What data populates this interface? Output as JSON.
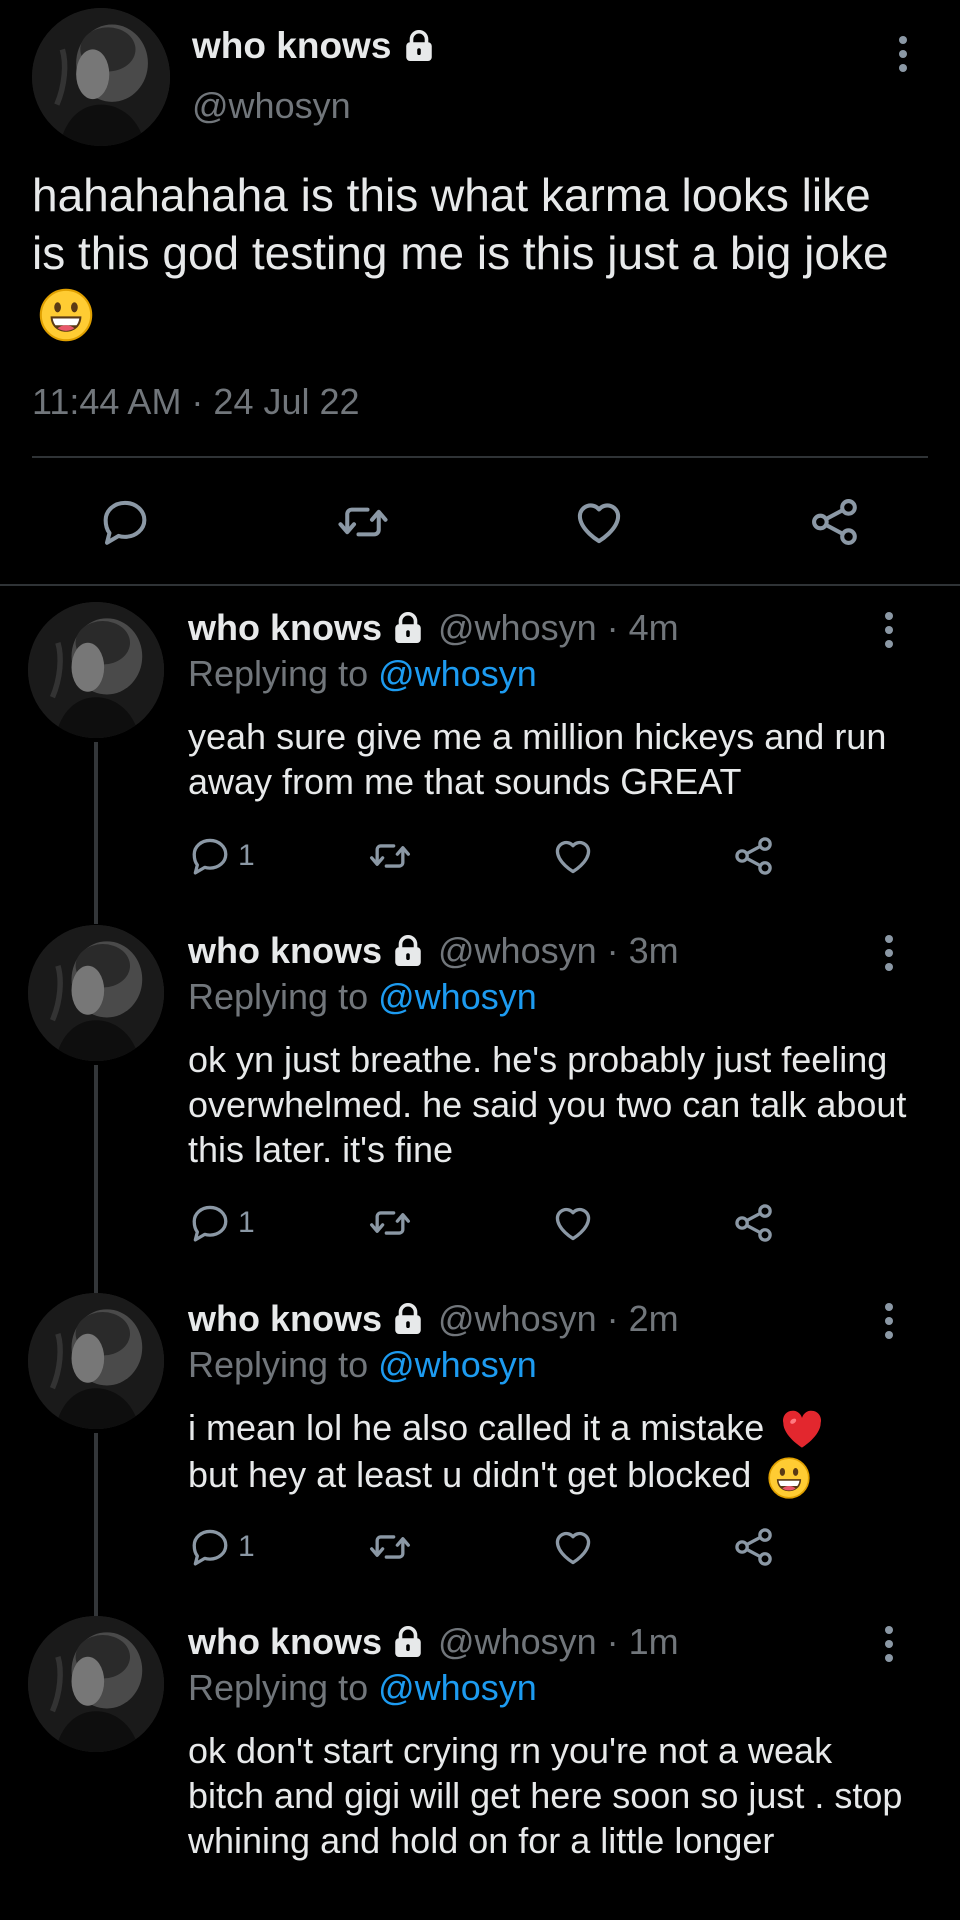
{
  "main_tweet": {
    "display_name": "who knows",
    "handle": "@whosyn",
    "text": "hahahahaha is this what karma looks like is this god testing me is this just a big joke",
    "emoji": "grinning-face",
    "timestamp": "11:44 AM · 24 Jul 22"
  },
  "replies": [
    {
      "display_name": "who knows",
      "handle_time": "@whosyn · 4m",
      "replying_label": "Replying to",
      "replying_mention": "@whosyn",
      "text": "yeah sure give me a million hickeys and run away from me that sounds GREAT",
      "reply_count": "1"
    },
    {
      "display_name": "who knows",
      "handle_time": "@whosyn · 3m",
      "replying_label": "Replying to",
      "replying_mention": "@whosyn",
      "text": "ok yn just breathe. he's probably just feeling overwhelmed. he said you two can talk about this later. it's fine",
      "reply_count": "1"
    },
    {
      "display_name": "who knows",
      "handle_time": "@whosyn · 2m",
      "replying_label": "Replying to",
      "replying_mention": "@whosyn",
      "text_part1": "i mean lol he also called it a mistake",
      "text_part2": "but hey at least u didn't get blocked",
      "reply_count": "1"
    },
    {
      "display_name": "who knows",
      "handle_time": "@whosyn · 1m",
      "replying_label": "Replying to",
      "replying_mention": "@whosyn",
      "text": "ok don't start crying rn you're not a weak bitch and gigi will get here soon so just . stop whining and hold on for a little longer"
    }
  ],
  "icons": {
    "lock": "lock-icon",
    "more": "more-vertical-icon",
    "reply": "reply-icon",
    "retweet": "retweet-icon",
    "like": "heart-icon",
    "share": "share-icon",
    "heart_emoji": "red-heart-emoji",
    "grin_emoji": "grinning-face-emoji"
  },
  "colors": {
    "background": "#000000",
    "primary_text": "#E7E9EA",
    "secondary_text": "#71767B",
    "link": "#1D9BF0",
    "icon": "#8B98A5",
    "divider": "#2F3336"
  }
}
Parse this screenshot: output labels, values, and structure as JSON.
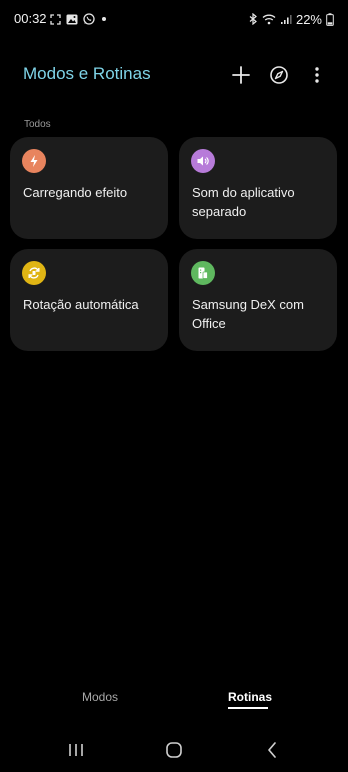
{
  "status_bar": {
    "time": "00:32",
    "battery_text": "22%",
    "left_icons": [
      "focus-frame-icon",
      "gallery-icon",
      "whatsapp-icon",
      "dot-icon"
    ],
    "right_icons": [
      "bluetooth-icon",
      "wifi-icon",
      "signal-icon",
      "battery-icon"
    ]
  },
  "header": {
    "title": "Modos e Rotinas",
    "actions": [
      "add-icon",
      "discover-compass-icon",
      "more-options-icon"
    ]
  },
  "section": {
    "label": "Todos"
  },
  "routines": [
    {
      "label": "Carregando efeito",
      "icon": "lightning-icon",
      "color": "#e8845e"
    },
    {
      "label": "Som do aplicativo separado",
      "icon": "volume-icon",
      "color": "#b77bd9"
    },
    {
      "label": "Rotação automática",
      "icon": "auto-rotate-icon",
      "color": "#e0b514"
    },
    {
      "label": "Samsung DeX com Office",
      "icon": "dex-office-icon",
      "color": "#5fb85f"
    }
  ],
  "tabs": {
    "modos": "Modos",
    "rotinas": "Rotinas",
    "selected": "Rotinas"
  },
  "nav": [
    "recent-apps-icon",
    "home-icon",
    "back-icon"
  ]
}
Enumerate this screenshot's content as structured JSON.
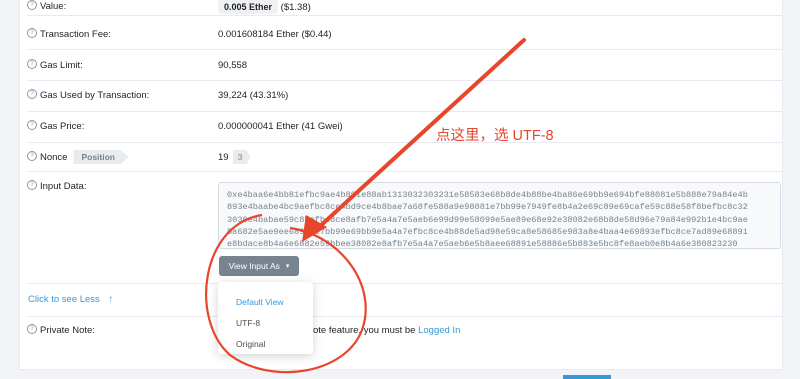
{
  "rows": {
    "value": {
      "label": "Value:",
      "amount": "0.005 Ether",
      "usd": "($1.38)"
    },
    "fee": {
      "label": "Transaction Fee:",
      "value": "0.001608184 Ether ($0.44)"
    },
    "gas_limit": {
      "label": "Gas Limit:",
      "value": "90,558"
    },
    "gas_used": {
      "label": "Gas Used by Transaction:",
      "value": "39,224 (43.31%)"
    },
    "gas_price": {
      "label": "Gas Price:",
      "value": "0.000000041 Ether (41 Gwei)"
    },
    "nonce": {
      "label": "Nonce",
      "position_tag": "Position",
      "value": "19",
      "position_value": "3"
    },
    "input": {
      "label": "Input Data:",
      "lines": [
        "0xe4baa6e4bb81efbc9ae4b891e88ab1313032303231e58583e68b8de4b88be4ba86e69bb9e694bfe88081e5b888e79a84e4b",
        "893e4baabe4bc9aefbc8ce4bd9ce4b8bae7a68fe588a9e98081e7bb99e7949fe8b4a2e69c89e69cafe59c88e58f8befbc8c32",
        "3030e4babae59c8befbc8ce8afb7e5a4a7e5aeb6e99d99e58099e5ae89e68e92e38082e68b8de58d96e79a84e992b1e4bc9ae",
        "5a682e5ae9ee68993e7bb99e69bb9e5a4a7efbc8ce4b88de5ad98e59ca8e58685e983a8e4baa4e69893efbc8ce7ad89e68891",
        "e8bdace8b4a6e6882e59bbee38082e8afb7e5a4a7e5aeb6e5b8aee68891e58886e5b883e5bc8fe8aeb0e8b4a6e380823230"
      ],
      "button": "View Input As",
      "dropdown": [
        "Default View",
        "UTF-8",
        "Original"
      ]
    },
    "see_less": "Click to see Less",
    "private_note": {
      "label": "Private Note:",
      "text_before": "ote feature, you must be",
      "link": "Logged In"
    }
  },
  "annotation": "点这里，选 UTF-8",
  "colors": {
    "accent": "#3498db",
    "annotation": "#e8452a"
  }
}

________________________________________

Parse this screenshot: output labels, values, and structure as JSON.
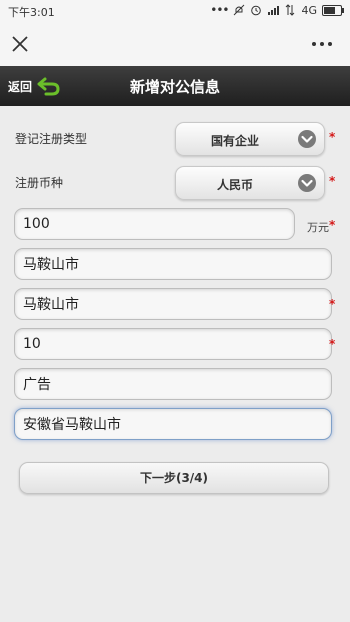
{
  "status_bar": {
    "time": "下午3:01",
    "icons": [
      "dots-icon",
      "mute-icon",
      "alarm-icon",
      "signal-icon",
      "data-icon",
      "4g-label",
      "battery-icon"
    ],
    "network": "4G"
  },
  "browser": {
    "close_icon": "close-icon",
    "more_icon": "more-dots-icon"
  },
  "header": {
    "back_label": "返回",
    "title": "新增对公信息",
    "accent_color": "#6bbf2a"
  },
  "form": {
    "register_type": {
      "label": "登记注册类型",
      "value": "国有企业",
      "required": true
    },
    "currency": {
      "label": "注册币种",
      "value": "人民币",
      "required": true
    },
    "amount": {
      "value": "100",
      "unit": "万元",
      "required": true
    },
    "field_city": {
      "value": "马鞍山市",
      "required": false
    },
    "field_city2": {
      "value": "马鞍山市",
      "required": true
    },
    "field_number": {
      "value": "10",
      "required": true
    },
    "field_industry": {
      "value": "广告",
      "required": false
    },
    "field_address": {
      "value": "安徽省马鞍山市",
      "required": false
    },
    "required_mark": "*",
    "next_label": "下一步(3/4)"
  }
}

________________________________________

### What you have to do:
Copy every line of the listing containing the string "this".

### Your response:
What data populates this interface? Output as JSON.
    "text": "hahahahaha is this what karma looks like is this god testing me is this just a big joke",
      "text": "ok yn just breathe. he's probably just feeling overwhelmed. he said you two can talk about this later. it's fine",
Parse this screenshot: output labels, values, and structure as JSON.
Enumerate this screenshot's content as structured JSON.
Parse this screenshot: output labels, values, and structure as JSON.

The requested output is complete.